### Exercise goal
Copy the records below without altering a single word.

### Data for analysis
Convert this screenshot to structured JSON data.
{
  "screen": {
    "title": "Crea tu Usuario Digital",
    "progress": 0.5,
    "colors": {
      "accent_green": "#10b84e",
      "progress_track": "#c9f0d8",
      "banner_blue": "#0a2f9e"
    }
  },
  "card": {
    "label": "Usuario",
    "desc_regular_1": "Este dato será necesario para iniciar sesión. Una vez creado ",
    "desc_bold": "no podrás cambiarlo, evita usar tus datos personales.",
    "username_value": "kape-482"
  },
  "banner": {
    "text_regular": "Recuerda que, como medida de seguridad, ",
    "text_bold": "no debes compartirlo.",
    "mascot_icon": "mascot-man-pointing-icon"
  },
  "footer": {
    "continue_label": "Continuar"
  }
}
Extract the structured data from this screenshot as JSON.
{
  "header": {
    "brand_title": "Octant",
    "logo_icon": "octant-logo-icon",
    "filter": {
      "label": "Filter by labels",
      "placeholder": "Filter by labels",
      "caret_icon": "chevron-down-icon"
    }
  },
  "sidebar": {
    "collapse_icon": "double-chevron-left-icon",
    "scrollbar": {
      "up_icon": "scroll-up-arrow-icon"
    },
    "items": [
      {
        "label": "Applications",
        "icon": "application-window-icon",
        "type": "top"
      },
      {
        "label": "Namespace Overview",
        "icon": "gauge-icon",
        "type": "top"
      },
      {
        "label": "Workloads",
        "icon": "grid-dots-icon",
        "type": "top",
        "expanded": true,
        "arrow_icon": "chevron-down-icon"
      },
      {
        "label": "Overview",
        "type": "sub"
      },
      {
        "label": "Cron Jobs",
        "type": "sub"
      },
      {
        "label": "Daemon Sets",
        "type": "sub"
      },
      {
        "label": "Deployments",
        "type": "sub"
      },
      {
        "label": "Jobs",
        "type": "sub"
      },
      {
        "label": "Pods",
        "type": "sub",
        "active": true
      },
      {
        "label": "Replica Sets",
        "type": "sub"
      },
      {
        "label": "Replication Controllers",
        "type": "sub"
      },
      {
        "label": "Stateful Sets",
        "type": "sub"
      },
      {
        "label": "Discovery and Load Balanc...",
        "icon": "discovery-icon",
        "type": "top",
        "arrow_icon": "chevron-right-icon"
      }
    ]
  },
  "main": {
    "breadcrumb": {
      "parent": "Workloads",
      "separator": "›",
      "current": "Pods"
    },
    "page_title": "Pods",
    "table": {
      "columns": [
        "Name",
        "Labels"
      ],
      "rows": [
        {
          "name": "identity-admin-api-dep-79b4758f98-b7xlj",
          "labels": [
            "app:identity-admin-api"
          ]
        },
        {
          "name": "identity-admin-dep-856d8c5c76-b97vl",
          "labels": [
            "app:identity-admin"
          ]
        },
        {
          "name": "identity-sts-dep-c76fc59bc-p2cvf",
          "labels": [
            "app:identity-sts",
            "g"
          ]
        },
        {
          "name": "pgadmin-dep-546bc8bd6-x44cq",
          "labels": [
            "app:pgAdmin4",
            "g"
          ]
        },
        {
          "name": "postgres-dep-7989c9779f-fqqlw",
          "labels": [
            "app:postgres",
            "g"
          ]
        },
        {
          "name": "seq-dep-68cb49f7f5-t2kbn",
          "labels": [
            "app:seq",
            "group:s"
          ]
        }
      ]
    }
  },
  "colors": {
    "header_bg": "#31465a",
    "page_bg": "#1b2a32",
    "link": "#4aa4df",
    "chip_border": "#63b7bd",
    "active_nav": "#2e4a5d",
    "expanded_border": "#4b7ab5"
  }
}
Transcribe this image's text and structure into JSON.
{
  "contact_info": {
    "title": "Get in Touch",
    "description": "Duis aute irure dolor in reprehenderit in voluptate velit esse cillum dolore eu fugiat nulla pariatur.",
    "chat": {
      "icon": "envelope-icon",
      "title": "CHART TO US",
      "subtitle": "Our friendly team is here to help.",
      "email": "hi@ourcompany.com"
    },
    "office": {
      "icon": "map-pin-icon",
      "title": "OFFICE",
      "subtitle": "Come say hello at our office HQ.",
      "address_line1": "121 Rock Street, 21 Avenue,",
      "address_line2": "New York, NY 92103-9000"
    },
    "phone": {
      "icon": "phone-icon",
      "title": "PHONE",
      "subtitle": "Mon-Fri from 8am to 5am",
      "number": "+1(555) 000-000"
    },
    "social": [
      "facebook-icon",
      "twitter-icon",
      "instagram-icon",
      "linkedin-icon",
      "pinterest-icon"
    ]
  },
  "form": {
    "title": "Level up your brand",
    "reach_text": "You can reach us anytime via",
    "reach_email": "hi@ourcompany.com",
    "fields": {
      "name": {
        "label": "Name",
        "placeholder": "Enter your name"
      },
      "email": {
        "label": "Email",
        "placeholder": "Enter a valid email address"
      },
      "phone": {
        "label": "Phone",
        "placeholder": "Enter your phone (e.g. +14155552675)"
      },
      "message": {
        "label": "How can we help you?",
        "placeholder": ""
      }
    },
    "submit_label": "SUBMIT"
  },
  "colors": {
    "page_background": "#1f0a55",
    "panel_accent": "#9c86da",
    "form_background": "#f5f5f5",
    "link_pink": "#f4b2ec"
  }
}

### Result of the task
Convert this screenshot to structured JSON data.
{
  "screen": {
    "title": "Crea tu Usuario Digital",
    "progress": 0.5,
    "colors": {
      "accent_green": "#10b84e",
      "progress_track": "#c9f0d8",
      "banner_blue": "#0a2f9e"
    }
  },
  "card": {
    "label": "Usuario",
    "desc_regular_1": "Este dato será necesario para iniciar sesión. Una vez creado ",
    "desc_bold": "no podrás cambiarlo, evita usar tus datos personales.",
    "username_value": "kape-482"
  },
  "banner": {
    "text_regular": "Recuerda que, como medida de seguridad, ",
    "text_bold": "no debes compartirlo.",
    "mascot_icon": "mascot-man-pointing-icon"
  },
  "footer": {
    "continue_label": "Continuar"
  }
}
Extract the structured data from this screenshot as JSON.
{
  "header": {
    "brand_title": "Octant",
    "logo_icon": "octant-logo-icon",
    "filter": {
      "label": "Filter by labels",
      "placeholder": "Filter by labels",
      "caret_icon": "chevron-down-icon"
    }
  },
  "sidebar": {
    "collapse_icon": "double-chevron-left-icon",
    "scrollbar": {
      "up_icon": "scroll-up-arrow-icon"
    },
    "items": [
      {
        "label": "Applications",
        "icon": "application-window-icon",
        "type": "top"
      },
      {
        "label": "Namespace Overview",
        "icon": "gauge-icon",
        "type": "top"
      },
      {
        "label": "Workloads",
        "icon": "grid-dots-icon",
        "type": "top",
        "expanded": true,
        "arrow_icon": "chevron-down-icon"
      },
      {
        "label": "Overview",
        "type": "sub"
      },
      {
        "label": "Cron Jobs",
        "type": "sub"
      },
      {
        "label": "Daemon Sets",
        "type": "sub"
      },
      {
        "label": "Deployments",
        "type": "sub"
      },
      {
        "label": "Jobs",
        "type": "sub"
      },
      {
        "label": "Pods",
        "type": "sub",
        "active": true
      },
      {
        "label": "Replica Sets",
        "type": "sub"
      },
      {
        "label": "Replication Controllers",
        "type": "sub"
      },
      {
        "label": "Stateful Sets",
        "type": "sub"
      },
      {
        "label": "Discovery and Load Balanc...",
        "icon": "discovery-icon",
        "type": "top",
        "arrow_icon": "chevron-right-icon"
      }
    ]
  },
  "main": {
    "breadcrumb": {
      "parent": "Workloads",
      "separator": "›",
      "current": "Pods"
    },
    "page_title": "Pods",
    "table": {
      "columns": [
        "Name",
        "Labels"
      ],
      "rows": [
        {
          "name": "identity-admin-api-dep-79b4758f98-b7xlj",
          "labels": [
            "app:identity-admin-api"
          ]
        },
        {
          "name": "identity-admin-dep-856d8c5c76-b97vl",
          "labels": [
            "app:identity-admin"
          ]
        },
        {
          "name": "identity-sts-dep-c76fc59bc-p2cvf",
          "labels": [
            "app:identity-sts",
            "g"
          ]
        },
        {
          "name": "pgadmin-dep-546bc8bd6-x44cq",
          "labels": [
            "app:pgAdmin4",
            "g"
          ]
        },
        {
          "name": "postgres-dep-7989c9779f-fqqlw",
          "labels": [
            "app:postgres",
            "g"
          ]
        },
        {
          "name": "seq-dep-68cb49f7f5-t2kbn",
          "labels": [
            "app:seq",
            "group:s"
          ]
        }
      ]
    }
  },
  "colors": {
    "header_bg": "#31465a",
    "page_bg": "#1b2a32",
    "link": "#4aa4df",
    "chip_border": "#63b7bd",
    "active_nav": "#2e4a5d",
    "expanded_border": "#4b7ab5"
  }
}
Transcribe this image's text and structure into JSON.
{
  "contact_info": {
    "title": "Get in Touch",
    "description": "Duis aute irure dolor in reprehenderit in voluptate velit esse cillum dolore eu fugiat nulla pariatur.",
    "chat": {
      "icon": "envelope-icon",
      "title": "CHART TO US",
      "subtitle": "Our friendly team is here to help.",
      "email": "hi@ourcompany.com"
    },
    "office": {
      "icon": "map-pin-icon",
      "title": "OFFICE",
      "subtitle": "Come say hello at our office HQ.",
      "address_line1": "121 Rock Street, 21 Avenue,",
      "address_line2": "New York, NY 92103-9000"
    },
    "phone": {
      "icon": "phone-icon",
      "title": "PHONE",
      "subtitle": "Mon-Fri from 8am to 5am",
      "number": "+1(555) 000-000"
    },
    "social": [
      "facebook-icon",
      "twitter-icon",
      "instagram-icon",
      "linkedin-icon",
      "pinterest-icon"
    ]
  },
  "form": {
    "title": "Level up your brand",
    "reach_text": "You can reach us anytime via",
    "reach_email": "hi@ourcompany.com",
    "fields": {
      "name": {
        "label": "Name",
        "placeholder": "Enter your name"
      },
      "email": {
        "label": "Email",
        "placeholder": "Enter a valid email address"
      },
      "phone": {
        "label": "Phone",
        "placeholder": "Enter your phone (e.g. +14155552675)"
      },
      "message": {
        "label": "How can we help you?",
        "placeholder": ""
      }
    },
    "submit_label": "SUBMIT"
  },
  "colors": {
    "page_background": "#1f0a55",
    "panel_accent": "#9c86da",
    "form_background": "#f5f5f5",
    "link_pink": "#f4b2ec"
  }
}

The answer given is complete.